# Task brief:
Please give the data again in full, exactly as provided.

[Items from a data source]

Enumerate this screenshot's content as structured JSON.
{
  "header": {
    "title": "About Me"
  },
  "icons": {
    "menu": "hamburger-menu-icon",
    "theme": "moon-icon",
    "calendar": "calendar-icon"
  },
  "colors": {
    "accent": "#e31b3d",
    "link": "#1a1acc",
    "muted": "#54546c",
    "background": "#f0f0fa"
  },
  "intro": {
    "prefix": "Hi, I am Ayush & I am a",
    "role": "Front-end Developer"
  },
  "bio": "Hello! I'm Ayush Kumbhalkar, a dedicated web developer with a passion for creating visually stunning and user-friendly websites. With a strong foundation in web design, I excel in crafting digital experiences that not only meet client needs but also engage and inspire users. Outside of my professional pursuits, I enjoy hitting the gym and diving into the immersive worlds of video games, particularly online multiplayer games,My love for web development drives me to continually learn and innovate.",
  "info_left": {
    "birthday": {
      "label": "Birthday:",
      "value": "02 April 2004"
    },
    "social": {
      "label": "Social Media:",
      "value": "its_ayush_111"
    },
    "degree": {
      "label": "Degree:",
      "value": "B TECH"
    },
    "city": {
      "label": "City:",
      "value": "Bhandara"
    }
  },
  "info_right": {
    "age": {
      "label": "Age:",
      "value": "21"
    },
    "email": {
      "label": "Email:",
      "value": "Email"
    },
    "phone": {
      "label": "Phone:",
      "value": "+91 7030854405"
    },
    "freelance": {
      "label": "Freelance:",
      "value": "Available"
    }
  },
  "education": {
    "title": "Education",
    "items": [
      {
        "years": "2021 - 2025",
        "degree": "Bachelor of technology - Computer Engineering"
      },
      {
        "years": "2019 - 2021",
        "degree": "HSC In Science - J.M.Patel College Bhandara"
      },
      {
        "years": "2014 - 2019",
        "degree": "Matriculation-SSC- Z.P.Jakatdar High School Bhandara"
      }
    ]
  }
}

# Answer to this problem:
Enumerate this screenshot's content as structured JSON.
{
  "header": {
    "title": "About Me"
  },
  "icons": {
    "menu": "hamburger-menu-icon",
    "theme": "moon-icon",
    "calendar": "calendar-icon"
  },
  "colors": {
    "accent": "#e31b3d",
    "link": "#1a1acc",
    "muted": "#54546c",
    "background": "#f0f0fa"
  },
  "intro": {
    "prefix": "Hi, I am Ayush & I am a",
    "role": "Front-end Developer"
  },
  "bio": "Hello! I'm Ayush Kumbhalkar, a dedicated web developer with a passion for creating visually stunning and user-friendly websites. With a strong foundation in web design, I excel in crafting digital experiences that not only meet client needs but also engage and inspire users. Outside of my professional pursuits, I enjoy hitting the gym and diving into the immersive worlds of video games, particularly online multiplayer games,My love for web development drives me to continually learn and innovate.",
  "info_left": {
    "birthday": {
      "label": "Birthday:",
      "value": "02 April 2004"
    },
    "social": {
      "label": "Social Media:",
      "value": "its_ayush_111"
    },
    "degree": {
      "label": "Degree:",
      "value": "B TECH"
    },
    "city": {
      "label": "City:",
      "value": "Bhandara"
    }
  },
  "info_right": {
    "age": {
      "label": "Age:",
      "value": "21"
    },
    "email": {
      "label": "Email:",
      "value": "Email"
    },
    "phone": {
      "label": "Phone:",
      "value": "+91 7030854405"
    },
    "freelance": {
      "label": "Freelance:",
      "value": "Available"
    }
  },
  "education": {
    "title": "Education",
    "items": [
      {
        "years": "2021 - 2025",
        "degree": "Bachelor of technology - Computer Engineering"
      },
      {
        "years": "2019 - 2021",
        "degree": "HSC In Science - J.M.Patel College Bhandara"
      },
      {
        "years": "2014 - 2019",
        "degree": "Matriculation-SSC- Z.P.Jakatdar High School Bhandara"
      }
    ]
  }
}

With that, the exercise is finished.